> _TASK OBJECTIVE_:
Go through the records and report each line holding the string "text".

> _EXCERPTED DATA_:
* * * * * * * * *
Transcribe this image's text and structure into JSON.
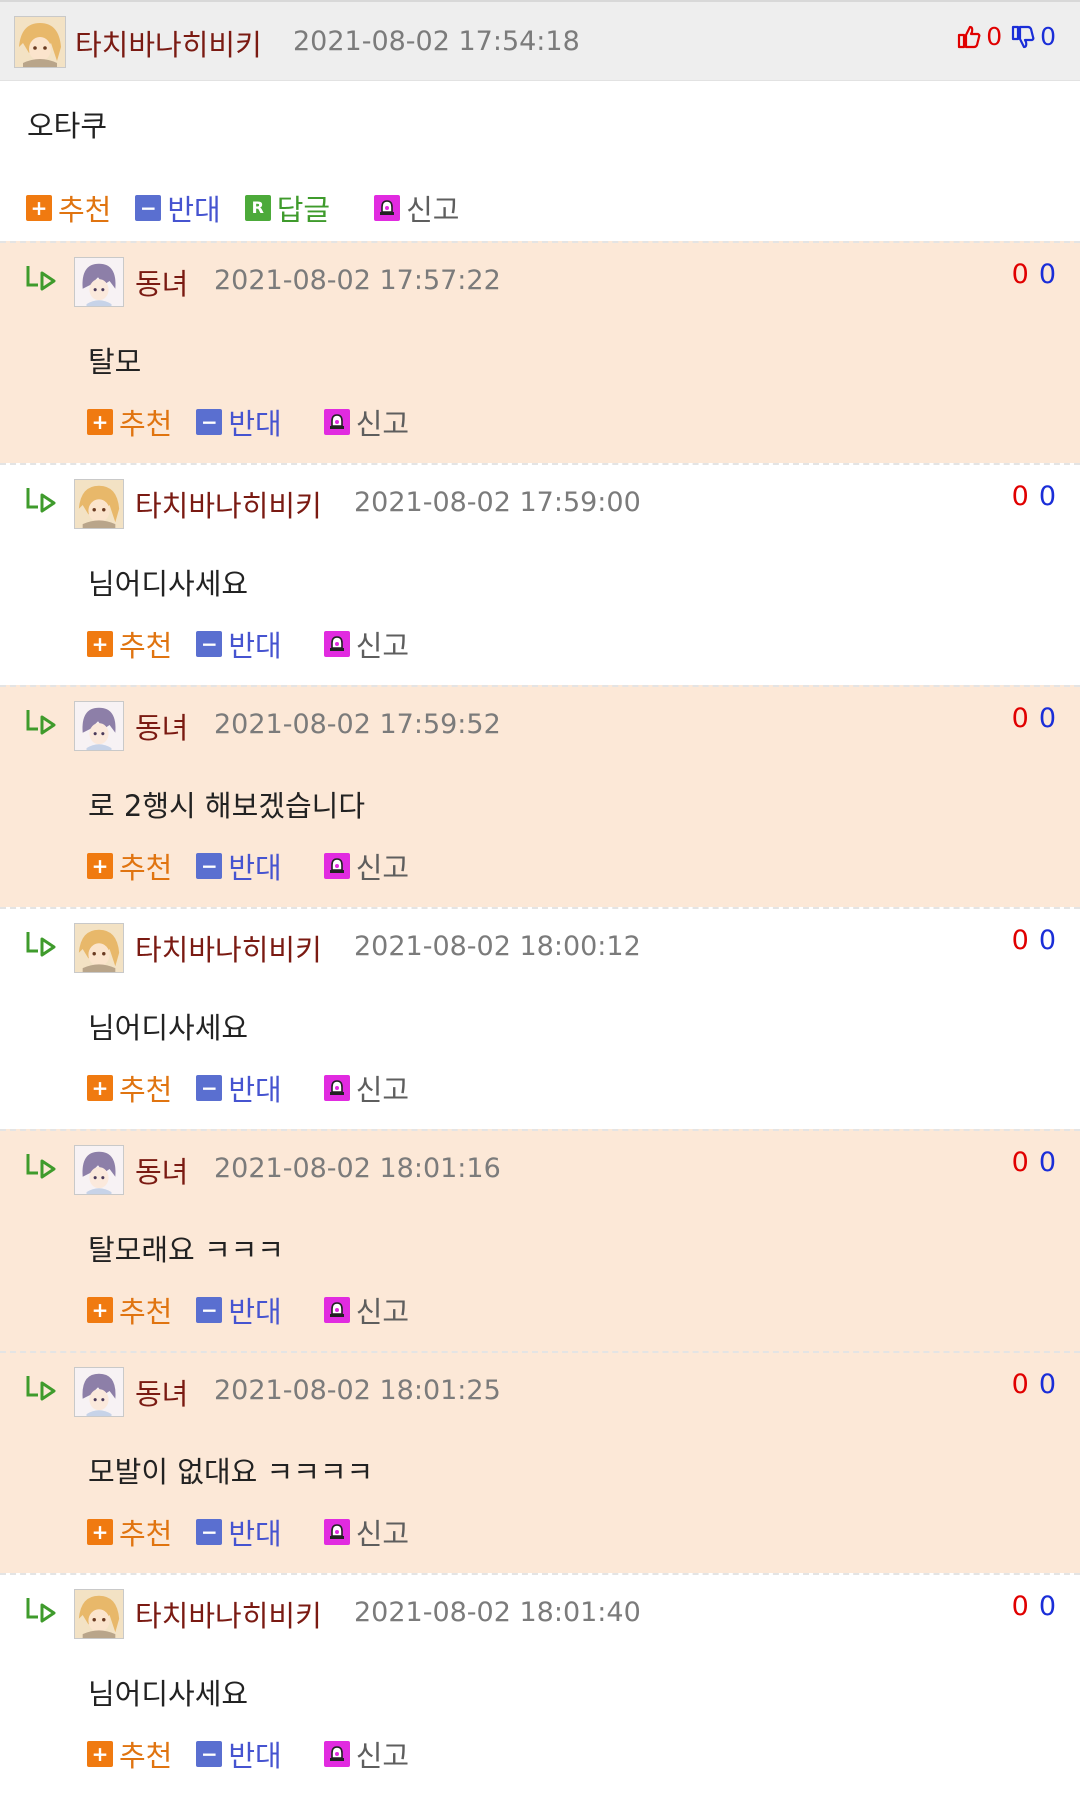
{
  "top_comment": {
    "nickname": "타치바나히비키",
    "date": "2021-08-02 17:54:18",
    "likes": "0",
    "dislikes": "0",
    "text": "오타쿠",
    "actions": {
      "recommend": "추천",
      "oppose": "반대",
      "reply": "답글",
      "report": "신고"
    }
  },
  "replies": [
    {
      "nickname": "동녀",
      "date": "2021-08-02 17:57:22",
      "up": "0",
      "down": "0",
      "text": "탈모",
      "avatar": "purple-hair-avatar"
    },
    {
      "nickname": "타치바나히비키",
      "date": "2021-08-02 17:59:00",
      "up": "0",
      "down": "0",
      "text": "님어디사세요",
      "avatar": "blonde-hair-avatar"
    },
    {
      "nickname": "동녀",
      "date": "2021-08-02 17:59:52",
      "up": "0",
      "down": "0",
      "text": "로 2행시 해보겠습니다",
      "avatar": "purple-hair-avatar"
    },
    {
      "nickname": "타치바나히비키",
      "date": "2021-08-02 18:00:12",
      "up": "0",
      "down": "0",
      "text": "님어디사세요",
      "avatar": "blonde-hair-avatar"
    },
    {
      "nickname": "동녀",
      "date": "2021-08-02 18:01:16",
      "up": "0",
      "down": "0",
      "text": "탈모래요 ㅋㅋㅋ",
      "avatar": "purple-hair-avatar"
    },
    {
      "nickname": "동녀",
      "date": "2021-08-02 18:01:25",
      "up": "0",
      "down": "0",
      "text": "모발이 없대요 ㅋㅋㅋㅋ",
      "avatar": "purple-hair-avatar"
    },
    {
      "nickname": "타치바나히비키",
      "date": "2021-08-02 18:01:40",
      "up": "0",
      "down": "0",
      "text": "님어디사세요",
      "avatar": "blonde-hair-avatar"
    }
  ],
  "reply_actions": {
    "recommend": "추천",
    "oppose": "반대",
    "report": "신고"
  },
  "colors": {
    "shaded_row": "#fce8d7",
    "nickname": "#7a1a12",
    "up_vote": "#e00000",
    "down_vote": "#1a2ed8"
  }
}
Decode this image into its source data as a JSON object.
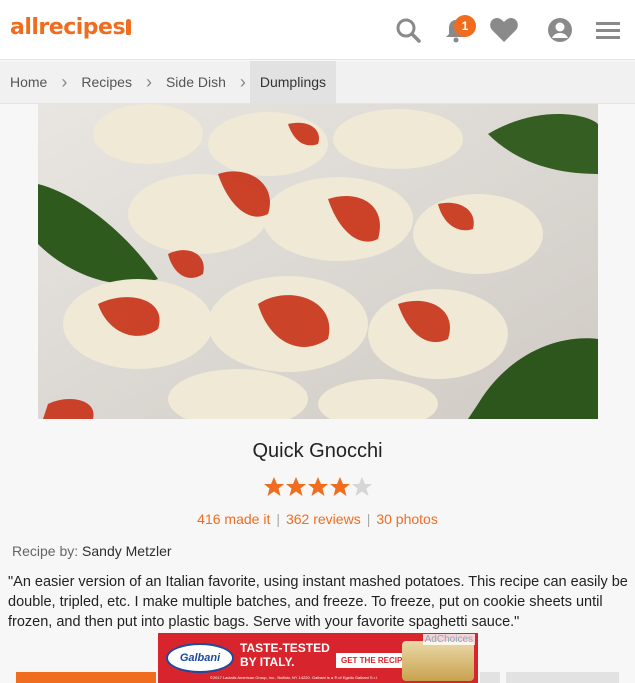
{
  "header": {
    "logo": "allrecipes",
    "notification_count": "1"
  },
  "breadcrumb": [
    "Home",
    "Recipes",
    "Side Dish",
    "Dumplings"
  ],
  "recipe": {
    "title": "Quick Gnocchi",
    "rating": 4.5,
    "made_it": "416 made it",
    "reviews": "362 reviews",
    "photos": "30 photos",
    "byline_label": "Recipe by:",
    "author": "Sandy Metzler",
    "description": "\"An easier version of an Italian favorite, using instant mashed potatoes. This recipe can easily be double, tripled, etc. I make multiple batches, and freeze. To freeze, put on cookie sheets until frozen, and then put into plastic bags. Serve with your favorite spaghetti sauce.\""
  },
  "ad": {
    "choices": "AdChoices",
    "brand": "Galbani",
    "headline_1": "TASTE-TESTED",
    "headline_2": "BY ITALY.",
    "cta": "GET THE RECIPE ▶",
    "fine_print": "©2017 Lactalis American Group, Inc., Buffalo, NY 14220. Galbani is a ® of Egidio Galbani S.r.l."
  },
  "colors": {
    "brand": "#f06d1f",
    "star": "#f06d1f"
  }
}
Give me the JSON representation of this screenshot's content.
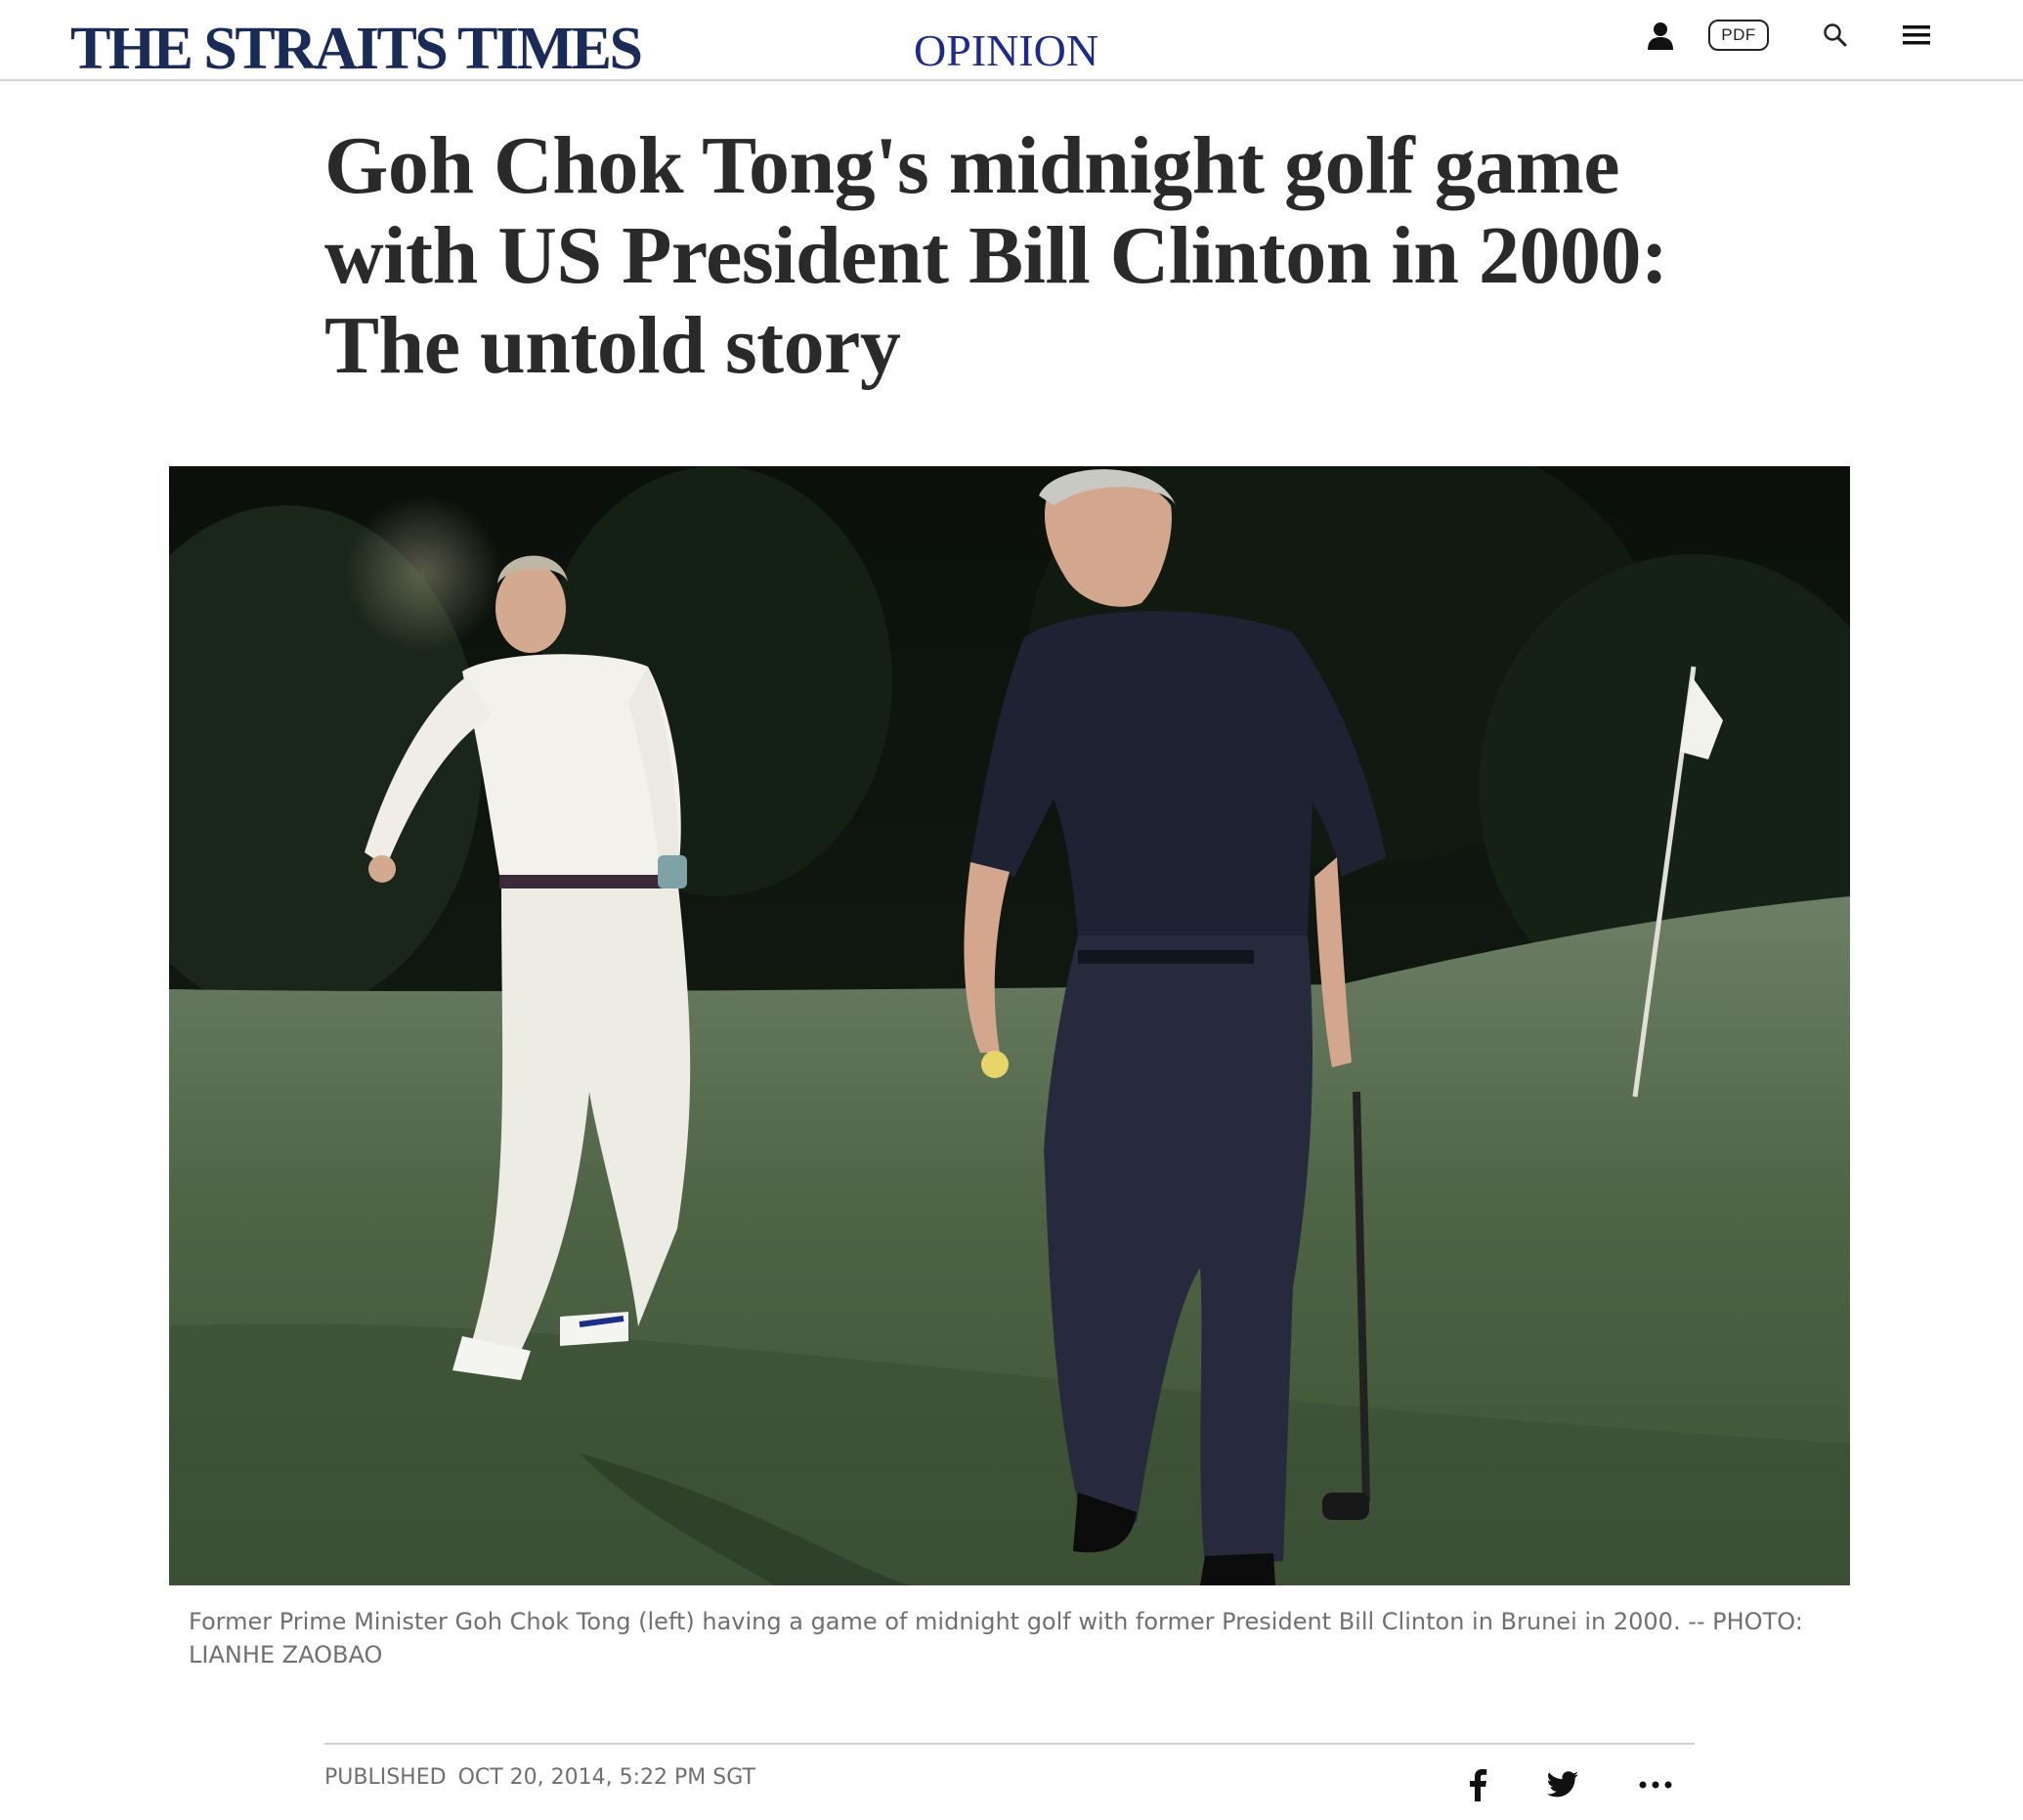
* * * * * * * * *
> _OUTPUT OF THE TASK_:
Transcribe this image's text and structure into JSON.
    "text": "오타쿠",
      "text": "탈모",
      "text": "님어디사세요",
      "text": "로 2행시 해보겠습니다",
      "text": "님어디사세요",
      "text": "탈모래요 ㅋㅋㅋ",
      "text": "모발이 없대요 ㅋㅋㅋㅋ",
      "text": "님어디사세요",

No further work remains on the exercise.